-------- DATA FOR PROCESSING --------

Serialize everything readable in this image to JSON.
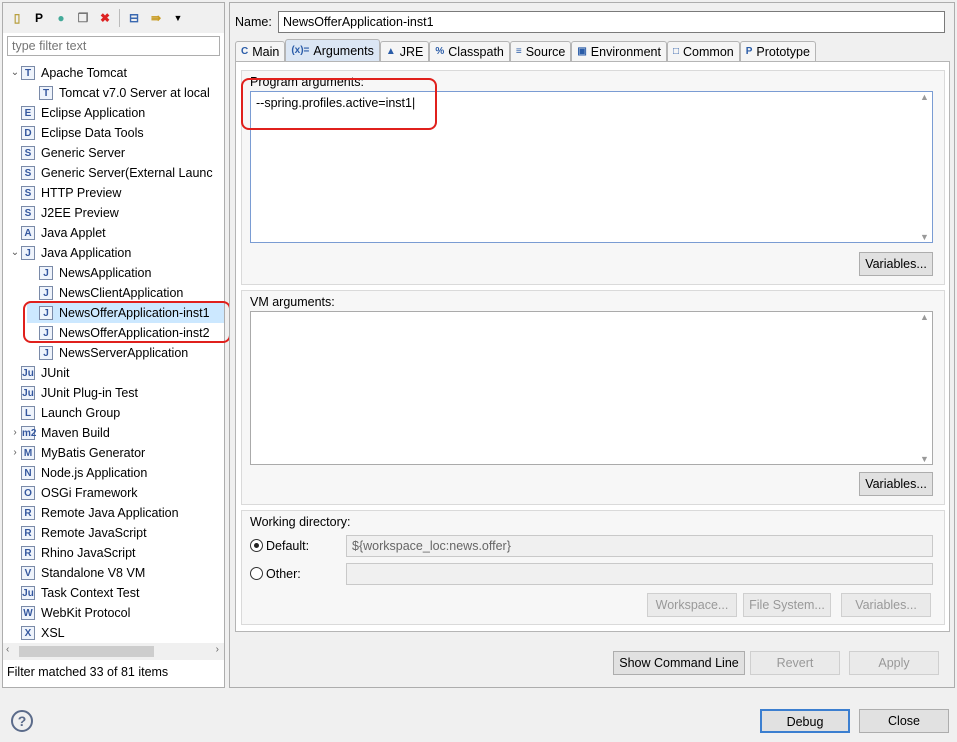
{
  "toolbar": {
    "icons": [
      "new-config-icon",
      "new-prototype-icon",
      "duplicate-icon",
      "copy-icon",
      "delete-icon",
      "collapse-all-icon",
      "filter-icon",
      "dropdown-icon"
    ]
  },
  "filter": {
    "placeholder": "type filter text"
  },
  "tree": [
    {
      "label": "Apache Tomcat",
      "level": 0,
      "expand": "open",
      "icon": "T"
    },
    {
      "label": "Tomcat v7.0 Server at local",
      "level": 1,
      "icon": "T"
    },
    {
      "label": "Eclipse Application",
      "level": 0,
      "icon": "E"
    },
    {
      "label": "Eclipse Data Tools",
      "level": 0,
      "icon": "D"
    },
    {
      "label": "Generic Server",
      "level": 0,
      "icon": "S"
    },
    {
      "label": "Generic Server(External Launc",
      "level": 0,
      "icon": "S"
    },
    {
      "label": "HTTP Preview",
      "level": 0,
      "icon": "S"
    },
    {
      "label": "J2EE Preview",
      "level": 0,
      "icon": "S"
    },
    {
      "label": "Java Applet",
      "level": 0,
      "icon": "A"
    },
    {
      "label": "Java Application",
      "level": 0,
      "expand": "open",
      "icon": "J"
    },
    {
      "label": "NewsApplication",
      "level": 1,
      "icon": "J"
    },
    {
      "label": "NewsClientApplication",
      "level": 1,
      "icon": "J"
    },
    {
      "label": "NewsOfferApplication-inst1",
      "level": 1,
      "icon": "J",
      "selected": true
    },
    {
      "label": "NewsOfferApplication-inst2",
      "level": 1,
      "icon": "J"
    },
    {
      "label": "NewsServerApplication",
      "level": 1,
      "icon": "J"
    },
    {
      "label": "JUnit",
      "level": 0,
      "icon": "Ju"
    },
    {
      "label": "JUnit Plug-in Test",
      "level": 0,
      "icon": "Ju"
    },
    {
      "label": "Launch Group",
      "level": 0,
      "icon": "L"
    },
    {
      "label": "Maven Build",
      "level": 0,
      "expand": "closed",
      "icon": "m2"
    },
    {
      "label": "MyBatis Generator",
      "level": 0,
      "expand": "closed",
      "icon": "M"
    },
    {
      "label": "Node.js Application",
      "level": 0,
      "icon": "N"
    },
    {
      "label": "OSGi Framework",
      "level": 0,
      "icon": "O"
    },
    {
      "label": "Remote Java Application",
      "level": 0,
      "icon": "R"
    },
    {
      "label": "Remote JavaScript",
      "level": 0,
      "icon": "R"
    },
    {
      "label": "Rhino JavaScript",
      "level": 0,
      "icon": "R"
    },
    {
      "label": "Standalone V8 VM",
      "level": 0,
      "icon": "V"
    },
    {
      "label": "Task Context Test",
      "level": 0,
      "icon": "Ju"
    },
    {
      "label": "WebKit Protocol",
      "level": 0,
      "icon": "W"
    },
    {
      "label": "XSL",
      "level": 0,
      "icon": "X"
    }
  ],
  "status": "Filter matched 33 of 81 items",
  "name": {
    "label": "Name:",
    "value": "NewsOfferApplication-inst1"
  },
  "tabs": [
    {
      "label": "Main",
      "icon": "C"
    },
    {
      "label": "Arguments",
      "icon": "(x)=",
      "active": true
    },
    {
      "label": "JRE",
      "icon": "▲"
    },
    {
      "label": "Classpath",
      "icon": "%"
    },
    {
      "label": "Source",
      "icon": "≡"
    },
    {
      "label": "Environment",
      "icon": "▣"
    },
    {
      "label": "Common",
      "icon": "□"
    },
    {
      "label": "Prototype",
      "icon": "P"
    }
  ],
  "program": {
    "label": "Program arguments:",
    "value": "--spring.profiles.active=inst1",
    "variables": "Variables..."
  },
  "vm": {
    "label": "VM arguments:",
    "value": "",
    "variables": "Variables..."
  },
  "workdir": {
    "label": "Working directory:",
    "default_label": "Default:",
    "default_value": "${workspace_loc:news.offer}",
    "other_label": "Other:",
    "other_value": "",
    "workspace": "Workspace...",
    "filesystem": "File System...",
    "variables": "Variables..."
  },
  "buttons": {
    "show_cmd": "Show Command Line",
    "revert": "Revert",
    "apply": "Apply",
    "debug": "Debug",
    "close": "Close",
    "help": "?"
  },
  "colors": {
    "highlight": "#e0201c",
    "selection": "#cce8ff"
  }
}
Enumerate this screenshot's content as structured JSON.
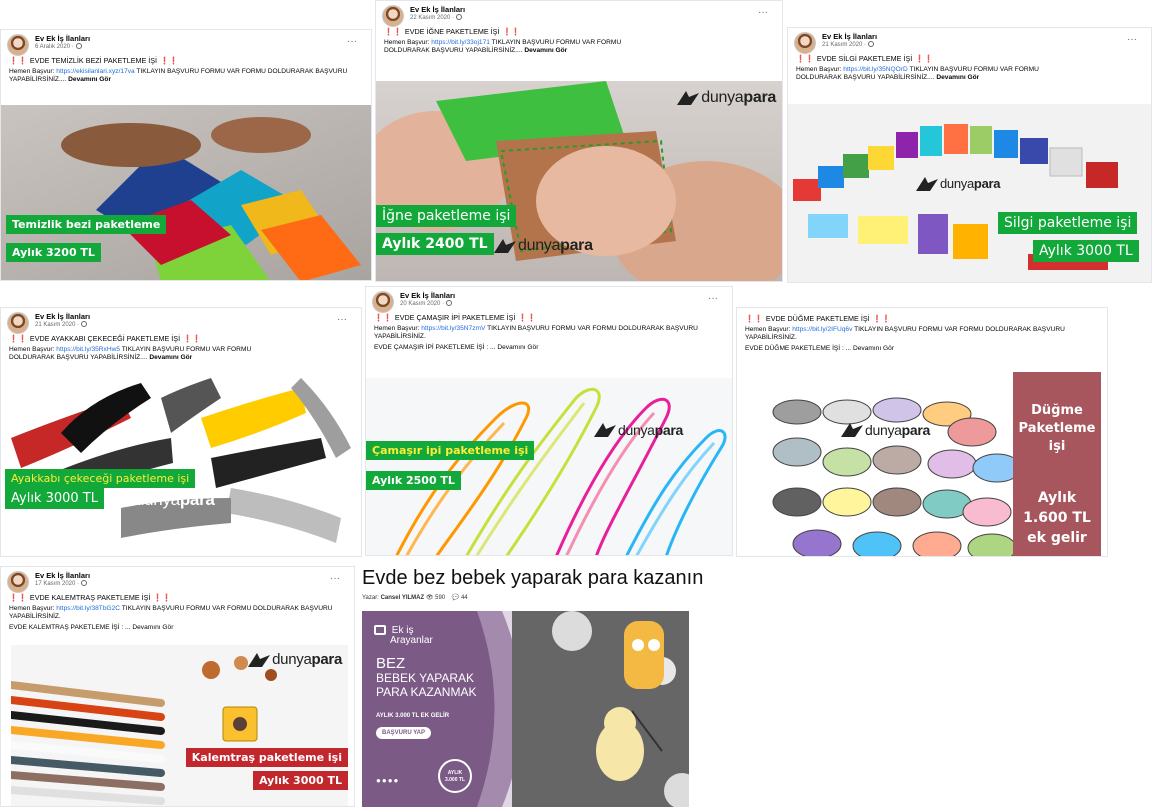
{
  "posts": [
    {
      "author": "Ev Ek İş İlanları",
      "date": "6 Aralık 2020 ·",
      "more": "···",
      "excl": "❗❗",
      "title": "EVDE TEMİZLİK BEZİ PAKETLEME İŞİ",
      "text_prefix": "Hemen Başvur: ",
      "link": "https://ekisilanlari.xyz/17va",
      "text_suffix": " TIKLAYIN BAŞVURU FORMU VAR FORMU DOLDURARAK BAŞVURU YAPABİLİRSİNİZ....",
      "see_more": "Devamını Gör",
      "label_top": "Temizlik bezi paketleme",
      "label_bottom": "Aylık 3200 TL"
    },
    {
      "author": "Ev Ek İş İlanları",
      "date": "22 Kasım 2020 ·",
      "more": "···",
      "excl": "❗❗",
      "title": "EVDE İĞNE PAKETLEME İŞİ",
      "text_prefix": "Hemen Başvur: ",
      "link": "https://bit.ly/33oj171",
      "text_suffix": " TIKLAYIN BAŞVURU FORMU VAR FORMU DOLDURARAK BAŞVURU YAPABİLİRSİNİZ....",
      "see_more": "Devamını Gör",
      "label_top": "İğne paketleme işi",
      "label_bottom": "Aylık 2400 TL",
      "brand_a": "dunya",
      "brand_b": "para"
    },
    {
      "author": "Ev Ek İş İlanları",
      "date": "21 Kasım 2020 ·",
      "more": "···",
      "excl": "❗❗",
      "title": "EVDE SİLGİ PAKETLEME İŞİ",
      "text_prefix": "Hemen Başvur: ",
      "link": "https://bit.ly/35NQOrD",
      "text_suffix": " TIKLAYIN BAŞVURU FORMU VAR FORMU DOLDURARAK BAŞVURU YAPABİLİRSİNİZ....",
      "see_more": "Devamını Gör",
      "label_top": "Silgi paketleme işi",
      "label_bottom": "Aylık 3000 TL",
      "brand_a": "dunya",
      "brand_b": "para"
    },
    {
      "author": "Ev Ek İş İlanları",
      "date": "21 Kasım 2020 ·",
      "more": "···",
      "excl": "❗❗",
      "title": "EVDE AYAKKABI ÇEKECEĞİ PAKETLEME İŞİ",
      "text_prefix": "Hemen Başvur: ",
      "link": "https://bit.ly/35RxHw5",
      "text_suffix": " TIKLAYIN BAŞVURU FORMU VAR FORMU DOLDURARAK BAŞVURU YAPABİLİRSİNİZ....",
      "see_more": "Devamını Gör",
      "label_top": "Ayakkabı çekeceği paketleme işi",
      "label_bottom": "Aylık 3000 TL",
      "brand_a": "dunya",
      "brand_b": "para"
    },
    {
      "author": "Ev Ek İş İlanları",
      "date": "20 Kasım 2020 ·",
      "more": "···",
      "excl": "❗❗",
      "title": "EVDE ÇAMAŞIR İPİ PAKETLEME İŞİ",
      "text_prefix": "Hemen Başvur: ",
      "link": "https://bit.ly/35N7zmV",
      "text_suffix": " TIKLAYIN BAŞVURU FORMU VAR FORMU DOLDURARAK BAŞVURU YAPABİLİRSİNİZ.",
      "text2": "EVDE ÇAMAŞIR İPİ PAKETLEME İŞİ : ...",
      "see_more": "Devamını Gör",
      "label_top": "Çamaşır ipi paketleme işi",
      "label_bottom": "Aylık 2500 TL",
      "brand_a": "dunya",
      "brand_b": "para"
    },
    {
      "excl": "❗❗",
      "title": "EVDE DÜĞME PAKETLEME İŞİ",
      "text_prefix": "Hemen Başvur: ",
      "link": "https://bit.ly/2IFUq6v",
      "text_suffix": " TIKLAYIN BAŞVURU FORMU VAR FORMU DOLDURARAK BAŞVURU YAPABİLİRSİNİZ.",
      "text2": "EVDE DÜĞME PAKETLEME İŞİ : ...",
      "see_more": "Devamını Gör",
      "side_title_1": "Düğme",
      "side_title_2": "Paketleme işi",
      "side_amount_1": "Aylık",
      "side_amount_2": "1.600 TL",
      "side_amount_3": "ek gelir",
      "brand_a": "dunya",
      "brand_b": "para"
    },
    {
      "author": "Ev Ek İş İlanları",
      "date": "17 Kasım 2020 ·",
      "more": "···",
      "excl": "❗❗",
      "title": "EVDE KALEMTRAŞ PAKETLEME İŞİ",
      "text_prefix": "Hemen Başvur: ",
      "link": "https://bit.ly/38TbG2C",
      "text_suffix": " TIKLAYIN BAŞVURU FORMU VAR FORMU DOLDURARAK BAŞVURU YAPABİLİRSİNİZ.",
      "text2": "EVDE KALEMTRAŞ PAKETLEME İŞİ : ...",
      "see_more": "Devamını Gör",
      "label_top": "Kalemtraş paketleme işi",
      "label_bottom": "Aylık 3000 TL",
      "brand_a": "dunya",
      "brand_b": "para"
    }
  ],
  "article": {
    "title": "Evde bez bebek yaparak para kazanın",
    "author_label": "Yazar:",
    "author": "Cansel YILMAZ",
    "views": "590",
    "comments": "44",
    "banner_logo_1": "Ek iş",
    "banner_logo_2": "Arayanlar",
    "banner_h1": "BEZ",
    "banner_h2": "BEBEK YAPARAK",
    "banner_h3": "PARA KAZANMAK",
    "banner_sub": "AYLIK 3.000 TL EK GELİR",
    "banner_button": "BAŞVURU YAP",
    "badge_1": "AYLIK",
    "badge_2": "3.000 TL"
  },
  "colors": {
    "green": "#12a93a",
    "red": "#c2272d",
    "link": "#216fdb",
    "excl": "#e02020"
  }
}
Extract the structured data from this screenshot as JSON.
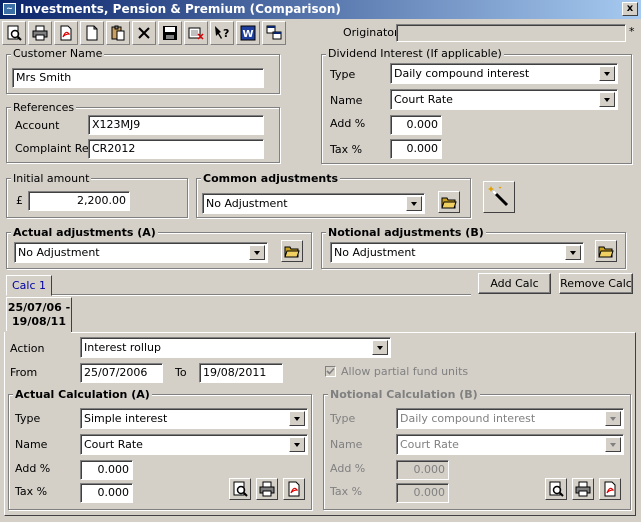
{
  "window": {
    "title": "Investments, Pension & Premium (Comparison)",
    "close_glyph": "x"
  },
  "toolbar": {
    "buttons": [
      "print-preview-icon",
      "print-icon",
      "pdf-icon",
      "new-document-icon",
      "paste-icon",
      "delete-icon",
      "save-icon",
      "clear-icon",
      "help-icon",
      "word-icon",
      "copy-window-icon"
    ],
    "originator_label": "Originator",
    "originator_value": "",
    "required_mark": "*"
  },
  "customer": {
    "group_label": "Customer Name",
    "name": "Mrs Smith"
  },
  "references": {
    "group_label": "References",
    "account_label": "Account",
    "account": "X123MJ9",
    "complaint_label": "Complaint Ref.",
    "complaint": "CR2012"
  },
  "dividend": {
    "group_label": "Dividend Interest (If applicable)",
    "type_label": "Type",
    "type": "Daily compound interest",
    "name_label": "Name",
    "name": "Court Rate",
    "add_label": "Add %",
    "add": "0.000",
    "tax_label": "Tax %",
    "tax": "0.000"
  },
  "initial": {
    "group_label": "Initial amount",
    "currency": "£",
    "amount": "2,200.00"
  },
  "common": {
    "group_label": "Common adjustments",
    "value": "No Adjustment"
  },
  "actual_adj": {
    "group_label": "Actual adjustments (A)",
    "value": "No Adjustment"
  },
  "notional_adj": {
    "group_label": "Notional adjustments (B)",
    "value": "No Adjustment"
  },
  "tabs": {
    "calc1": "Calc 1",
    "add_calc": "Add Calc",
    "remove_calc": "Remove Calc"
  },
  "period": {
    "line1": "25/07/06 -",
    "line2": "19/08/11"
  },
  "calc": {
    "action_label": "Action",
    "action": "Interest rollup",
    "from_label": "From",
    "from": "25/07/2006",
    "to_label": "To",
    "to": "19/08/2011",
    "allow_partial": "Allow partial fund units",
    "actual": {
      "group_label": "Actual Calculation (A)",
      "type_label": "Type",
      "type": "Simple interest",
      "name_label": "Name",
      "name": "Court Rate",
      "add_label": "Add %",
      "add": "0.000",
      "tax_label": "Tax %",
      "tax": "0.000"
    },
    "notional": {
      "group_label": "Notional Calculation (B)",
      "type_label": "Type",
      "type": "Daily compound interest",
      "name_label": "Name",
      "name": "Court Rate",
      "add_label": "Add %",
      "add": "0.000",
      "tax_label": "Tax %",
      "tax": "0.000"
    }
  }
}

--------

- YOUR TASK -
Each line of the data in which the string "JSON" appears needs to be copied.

- RESULT OF THE TASK -
Serialize everything readable in this image to JSON.
Enumerate this screenshot's content as structured JSON.
Extract the structured data from this screenshot as JSON.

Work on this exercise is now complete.